I probably don't need to tell you that the Gold Glove awards are serious business. They are awards taken very seriously and professionally by the voters. They are awards taken very seriously and respectfully by the fans. And, I mean, just look at these things:
The size, the craftsmanship, the materials! You don't give out an award that looks like that unless it's a serious award. A serious award that's given to serious players like Derek Jeter.
So, we know that the Gold Gloves are important. You might be thinking that it's way too early for us to be talking about the Gold Glove awards, since the winners aren't announced until after the season. The season just began. Like, it literally just began. There was no season before you clicked on this article. The 2012 regular season has only just sprouted.

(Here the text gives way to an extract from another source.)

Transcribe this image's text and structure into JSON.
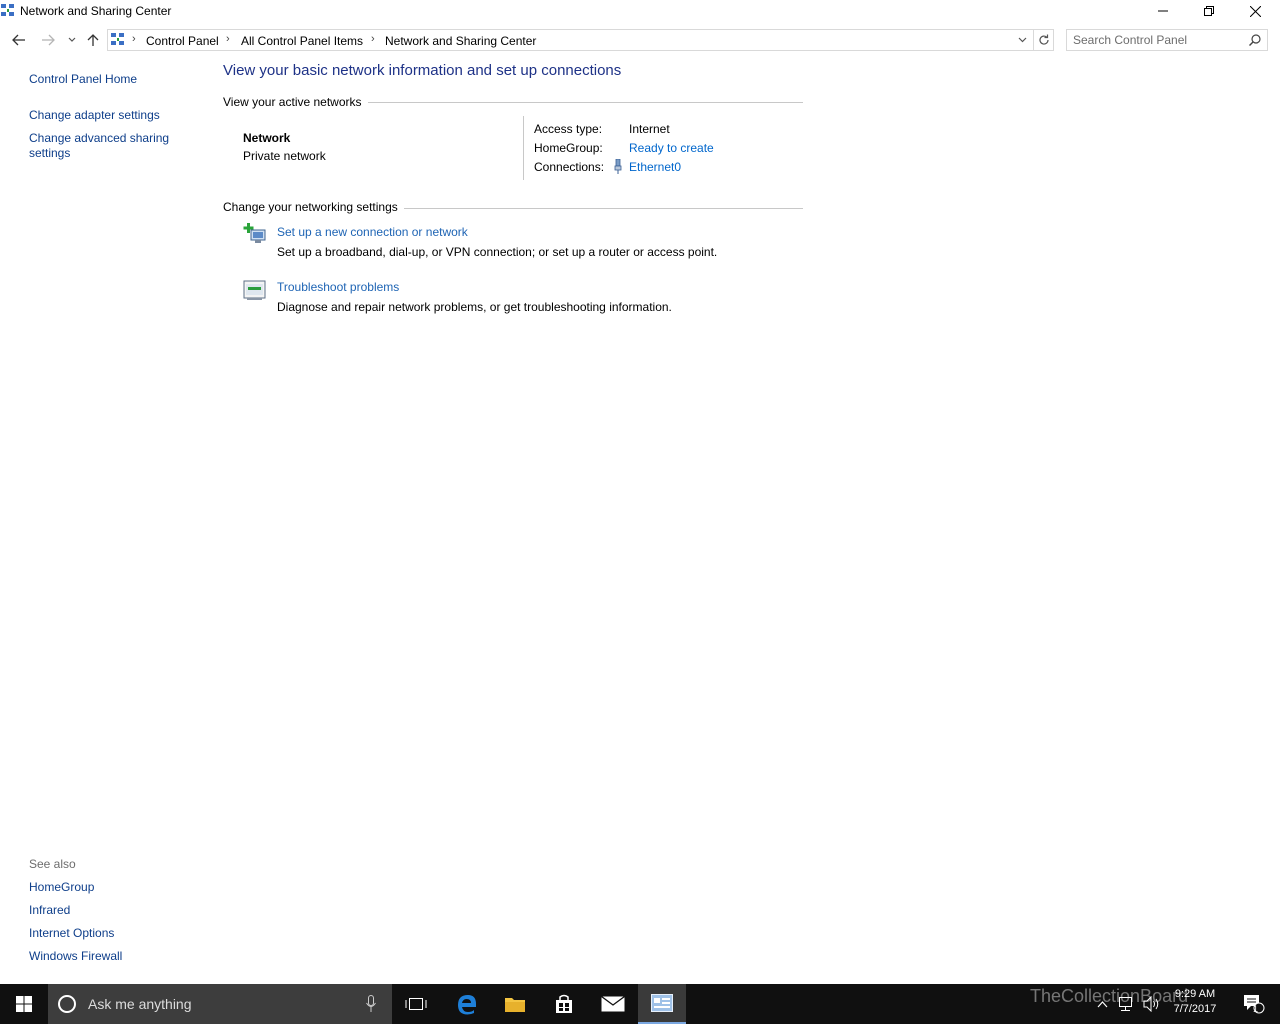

But as distant as the announcements might be, we can anticipate that there will be an issue. And that anticipation compels us to talk about this now. See, here's the thing: there's a Gold Glove for every position in each league, now including all three outfield positions individually. Among those positions, naturally, is pitcher. Mark Buehrle won the American League Gold Glove award for pitchers in 2009. He won the award again in 2010, and again in 2011. Mark Buehrle no longer pitches in the American League, having

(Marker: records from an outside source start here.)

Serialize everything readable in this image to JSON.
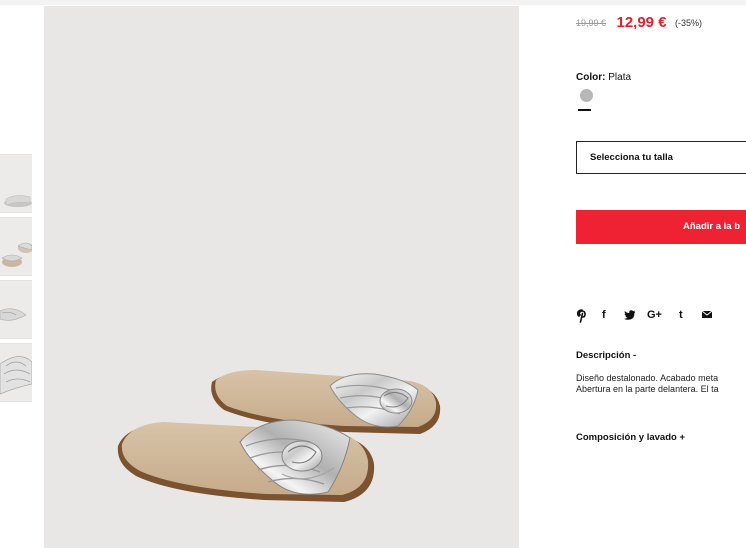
{
  "product": {
    "old_price": "19,99 €",
    "new_price": "12,99 €",
    "discount": "(-35%)",
    "color_label": "Color:",
    "color_value": "Plata",
    "size_placeholder": "Selecciona tu talla",
    "add_to_bag": "Añadir a la b",
    "description_title": "Descripción -",
    "description_lines": [
      "Diseño destalonado. Acabado meta",
      "Abertura en la parte delantera. El ta"
    ],
    "composition_title": "Composición y lavado +"
  },
  "share": {
    "icons": [
      "pinterest-icon",
      "facebook-icon",
      "twitter-icon",
      "google-plus-icon",
      "tumblr-icon",
      "email-icon"
    ],
    "glyphs": [
      "℗",
      "f",
      "♥",
      "G+",
      "t",
      "✉"
    ]
  },
  "colors": {
    "accent": "#ef2233",
    "price": "#e0222e",
    "swatch_silver": "#b7b7b7"
  }
}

taken his talents to South Beach signed a big contract with the Miami Dictator Bedfellows. So there's a void. Or you might call it an opportunity.
Pitcher Gold Gloves tend to repeat. Greg Maddux won 18 of them. Jim Kaat won 16 of them. Bob Gibson won nine of them, Bobby Shantz won eight of them, and Mark Langston and Mike Mussina won seven of them. One can imagine that Mark Buehrle was probably poised to win again in 2012, had he not switched leagues. But since he did switch leagues, the American League is going to need to find a new guy who can win this year, and then probably again next year and the year after that.

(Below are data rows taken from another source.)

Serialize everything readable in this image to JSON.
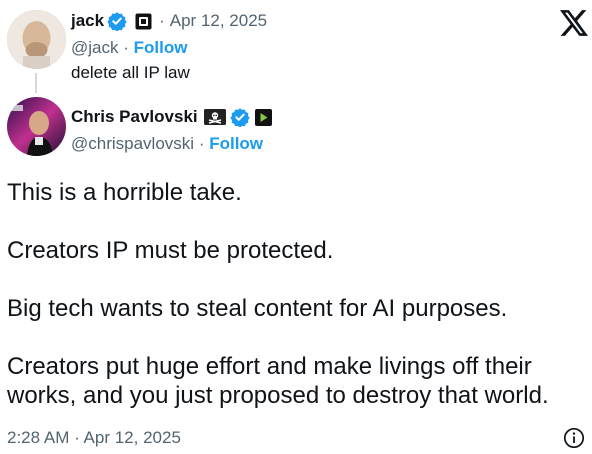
{
  "quoted": {
    "name": "jack",
    "date": "Apr 12, 2025",
    "date_sep": "·",
    "handle": "@jack",
    "handle_sep": "·",
    "follow": "Follow",
    "text": "delete all IP law"
  },
  "author": {
    "name": "Chris Pavlovski",
    "handle": "@chrispavlovski",
    "handle_sep": "·",
    "follow": "Follow"
  },
  "body": {
    "p1": "This is a horrible take.",
    "p2": "Creators IP must be protected.",
    "p3": "Big tech wants to steal content for AI purposes.",
    "p4": "Creators put huge effort and make livings off their works, and you just proposed to destroy that world."
  },
  "footer": {
    "timestamp": "2:28 AM · Apr 12, 2025"
  },
  "icons": {
    "x_logo": "x-logo-icon",
    "verified": "verified-badge-icon",
    "affiliate": "affiliate-square-icon",
    "pirate": "pirate-flag-icon",
    "rumble": "rumble-play-icon",
    "info": "info-icon"
  },
  "colors": {
    "verified": "#1d9bf0",
    "follow": "#1d9bf0",
    "muted": "#536471",
    "rumble": "#85c742"
  }
}
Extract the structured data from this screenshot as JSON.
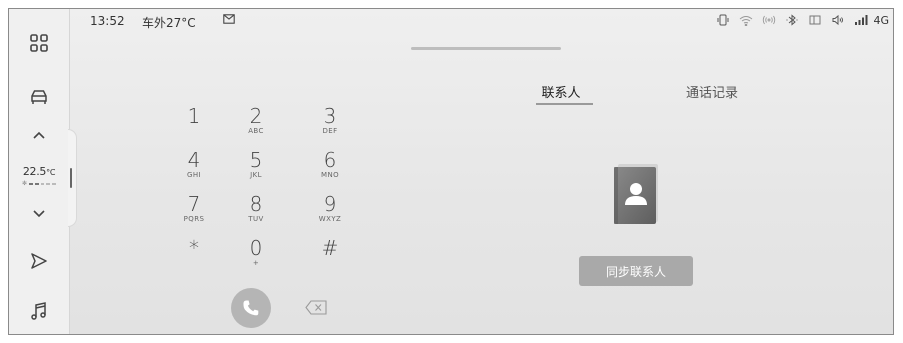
{
  "status": {
    "time": "13:52",
    "outside_temp": "车外27°C",
    "network": "4G"
  },
  "sidebar": {
    "temperature": {
      "value": "22.5",
      "unit": "°C"
    },
    "fan_level": 0.3,
    "icons": [
      "apps-grid-icon",
      "car-icon",
      "chevron-up-icon",
      "chevron-down-icon",
      "navigation-icon",
      "music-icon"
    ]
  },
  "dialpad": {
    "keys": [
      {
        "digit": "1",
        "letters": ""
      },
      {
        "digit": "2",
        "letters": "ABC"
      },
      {
        "digit": "3",
        "letters": "DEF"
      },
      {
        "digit": "4",
        "letters": "GHI"
      },
      {
        "digit": "5",
        "letters": "JKL"
      },
      {
        "digit": "6",
        "letters": "MNO"
      },
      {
        "digit": "7",
        "letters": "PQRS"
      },
      {
        "digit": "8",
        "letters": "TUV"
      },
      {
        "digit": "9",
        "letters": "WXYZ"
      },
      {
        "digit": "*",
        "letters": ""
      },
      {
        "digit": "0",
        "letters": "+"
      },
      {
        "digit": "#",
        "letters": ""
      }
    ]
  },
  "tabs": {
    "contacts": "联系人",
    "history": "通话记录"
  },
  "contacts_panel": {
    "sync_label": "同步联系人"
  },
  "colors": {
    "background": "#e9e9e9",
    "call_button": "#b5b5b5",
    "sync_button": "#a9a9a9"
  }
}
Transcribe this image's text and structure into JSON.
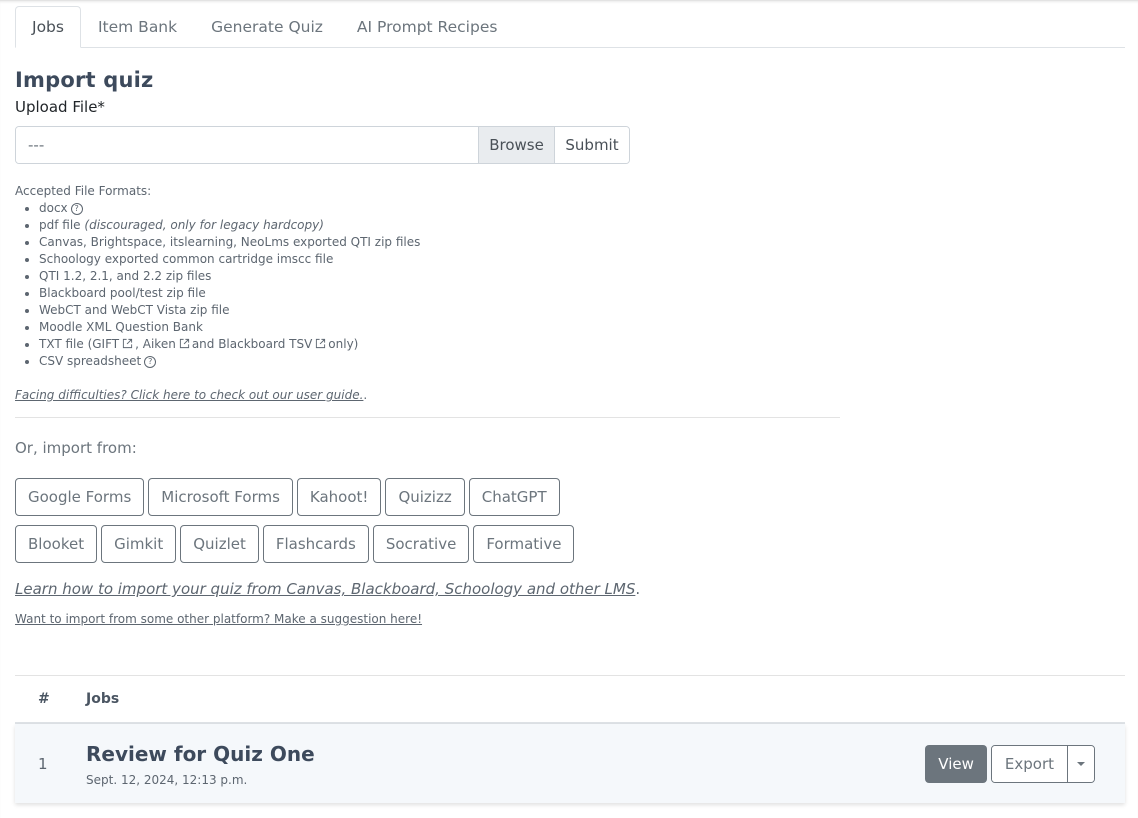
{
  "tabs": [
    {
      "label": "Jobs",
      "active": true
    },
    {
      "label": "Item Bank",
      "active": false
    },
    {
      "label": "Generate Quiz",
      "active": false
    },
    {
      "label": "AI Prompt Recipes",
      "active": false
    }
  ],
  "import": {
    "title": "Import quiz",
    "upload_label": "Upload File*",
    "file_value": "---",
    "browse_label": "Browse",
    "submit_label": "Submit",
    "formats_heading": "Accepted File Formats:",
    "formats": {
      "docx": "docx",
      "pdf": "pdf file",
      "pdf_note": "(discouraged, only for legacy hardcopy)",
      "canvas": "Canvas, Brightspace, itslearning, NeoLms exported QTI zip files",
      "schoology": "Schoology exported common cartridge imscc file",
      "qti": "QTI 1.2, 2.1, and 2.2 zip files",
      "blackboard": "Blackboard pool/test zip file",
      "webct": "WebCT and WebCT Vista zip file",
      "moodle": "Moodle XML Question Bank",
      "txt_prefix": "TXT file (GIFT",
      "txt_aiken": ", Aiken",
      "txt_bb": "and Blackboard TSV",
      "txt_suffix": "only)",
      "csv": "CSV spreadsheet"
    },
    "help_glyph": "?",
    "guide_link": "Facing difficulties? Click here to check out our user guide.",
    "guide_suffix": ".",
    "or_import": "Or, import from:",
    "platforms_row1": [
      "Google Forms",
      "Microsoft Forms",
      "Kahoot!",
      "Quizizz",
      "ChatGPT"
    ],
    "platforms_row2": [
      "Blooket",
      "Gimkit",
      "Quizlet",
      "Flashcards",
      "Socrative",
      "Formative"
    ],
    "lms_link": "Learn how to import your quiz from Canvas, Blackboard, Schoology and other LMS",
    "lms_suffix": ".",
    "suggest_link": "Want to import from some other platform? Make a suggestion here!"
  },
  "jobs": {
    "headers": {
      "num": "#",
      "jobs": "Jobs"
    },
    "rows": [
      {
        "num": "1",
        "title": "Review for Quiz One",
        "date": "Sept. 12, 2024, 12:13 p.m.",
        "view_label": "View",
        "export_label": "Export"
      }
    ]
  }
}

Who's it going to be? Who in the American League can come off the mound and make defensive plays to rival this one?
The first thing we have to note is that - actually, no, the first thing we have to note is that Mark Buehrle isn't in the American League anymore, which we already noted. The second thing we have to note is that no former Gold Glove winner currently pitches in the AL. Johan Santana won a Gold Glove, but he's with the Mets. Adam Wainwright, Bronson Arroyo, and Clayton Kershaw won Gold Gloves, but they're with the Cardinals, Reds, and Dodgers. They also very much undermine my point about continuity but shut up and keep reading.
So whoever wins this thing is going to be brand new, barring a Bret Saberhagen career revival. Who's most deserving? This is kind of tricky, given the limited number of fielding chances a pitcher has in a season. If we turn to our old friend Defensive Runs Saved, then, since 2009, the AL leader among pitchers is Ricky Romero, at +13 runs. But then five of those runs are from preventing stolen bases, which usually aren't considered. The AL leader, excluding prevented stolen bases, is Fausto Carmona. All right, no, that's no good. That's not even a person anymore.
Forget going back to 2009. What if we just look at 2011? Then we find that our favorite is Hiroki Kuroda, who rather quietly pitches for the Yankees now. Just behind him, we get Justin Verlander, Dan Haren, and Doug Fister. Fister's like a big awkward cat off the mound, so he could get attention provided he doesn't miss too much time with his current injury.
So from the statistical perspective, we can create a small pool of top contenders. And then if - actually, wait, hold on one second.
Early in the season. Graceful. Behind-the-back. Pitcher makes it look like it's no big deal. Congratulations, Nick Blackburn, on winning the 2012 American League Gold Glove award for pitchers, and for probably winning in 2013 and 2014 too. You may begin making space on your mantel.